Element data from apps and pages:
┌────────
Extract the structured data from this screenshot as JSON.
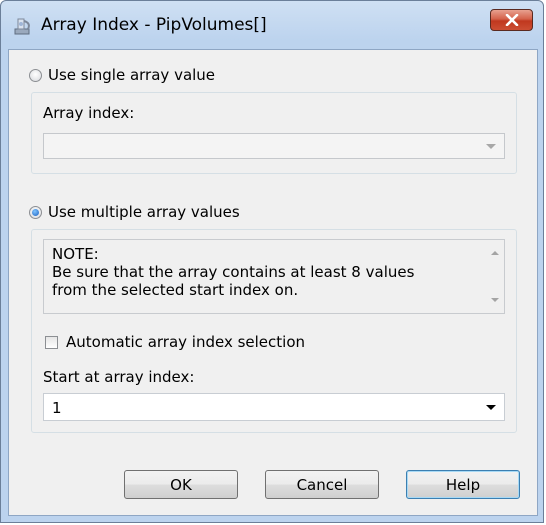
{
  "window": {
    "title": "Array Index - PipVolumes[]"
  },
  "single": {
    "radio_label": "Use single array value",
    "selected": false,
    "index_label": "Array index:",
    "index_value": ""
  },
  "multiple": {
    "radio_label": "Use multiple array values",
    "selected": true,
    "note_lines": [
      "NOTE:",
      "Be sure that the array contains at least 8 values",
      "from the selected start index on."
    ],
    "auto_label": "Automatic array index selection",
    "auto_checked": false,
    "start_label": "Start at array index:",
    "start_value": "1"
  },
  "buttons": {
    "ok": "OK",
    "cancel": "Cancel",
    "help": "Help"
  },
  "icons": {
    "app": "app-icon",
    "close": "close-icon"
  },
  "colors": {
    "close_button": "#c0381f",
    "frame": "#bcd3ee",
    "dialog_bg": "#f0f0f0"
  }
}
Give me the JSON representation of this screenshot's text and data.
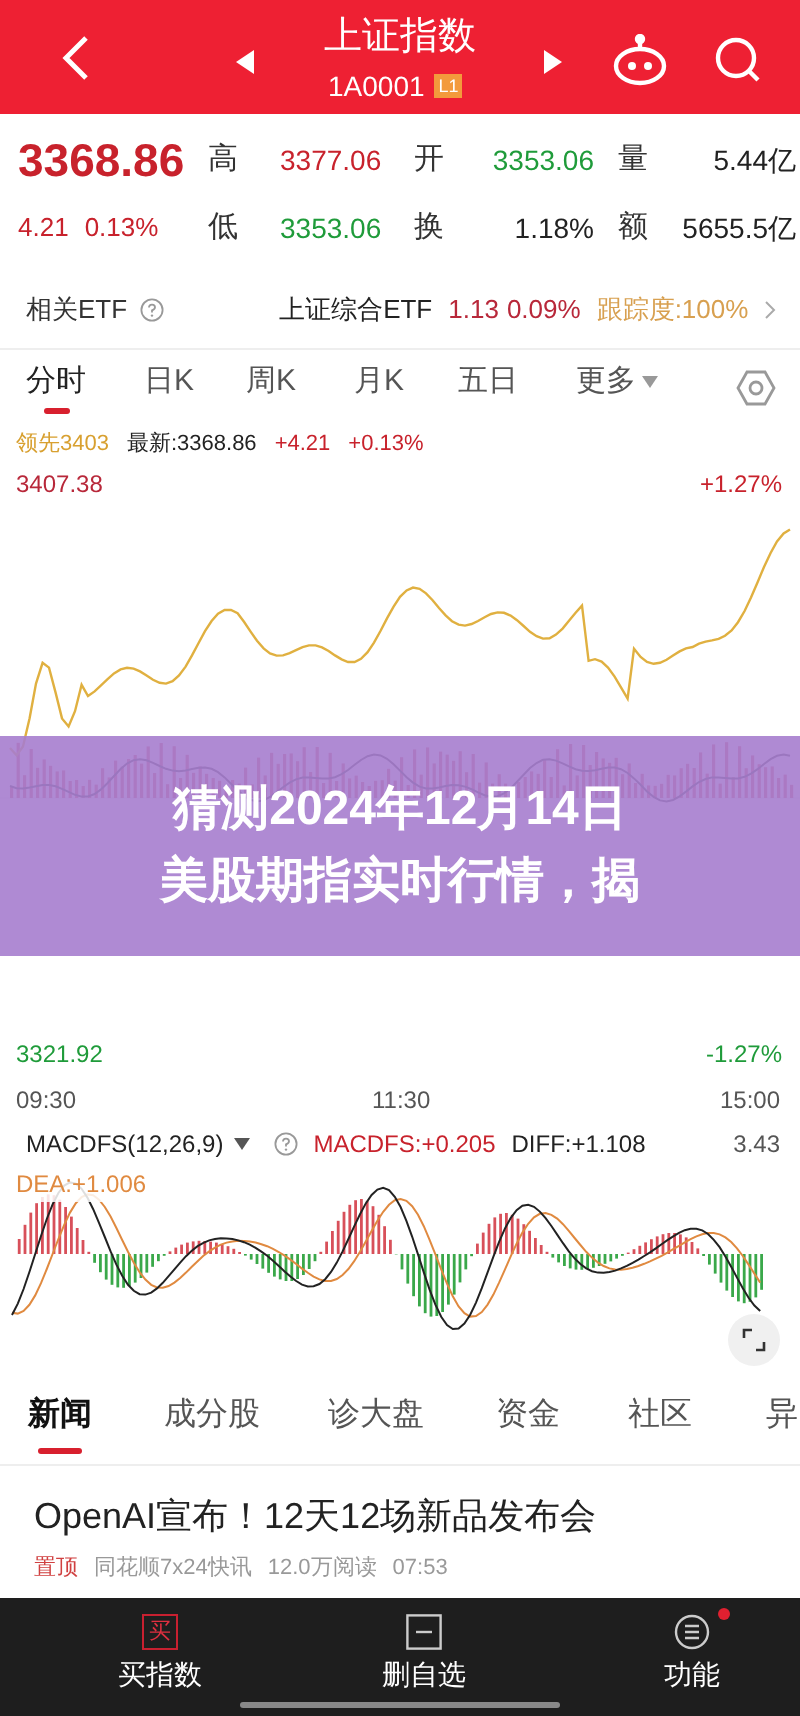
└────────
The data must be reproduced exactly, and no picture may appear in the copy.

→ Response below
Extract the structured data from this screenshot as JSON.
{
  "window": {
    "title": "Array Index - PipVolumes[]"
  },
  "single": {
    "radio_label": "Use single array value",
    "selected": false,
    "index_label": "Array index:",
    "index_value": ""
  },
  "multiple": {
    "radio_label": "Use multiple array values",
    "selected": true,
    "note_lines": [
      "NOTE:",
      "Be sure that the array contains at least 8 values",
      "from the selected start index on."
    ],
    "auto_label": "Automatic array index selection",
    "auto_checked": false,
    "start_label": "Start at array index:",
    "start_value": "1"
  },
  "buttons": {
    "ok": "OK",
    "cancel": "Cancel",
    "help": "Help"
  },
  "icons": {
    "app": "app-icon",
    "close": "close-icon"
  },
  "colors": {
    "close_button": "#c0381f",
    "frame": "#bcd3ee",
    "dialog_bg": "#f0f0f0"
  }
}
Give me the JSON representation of this screenshot's text and data.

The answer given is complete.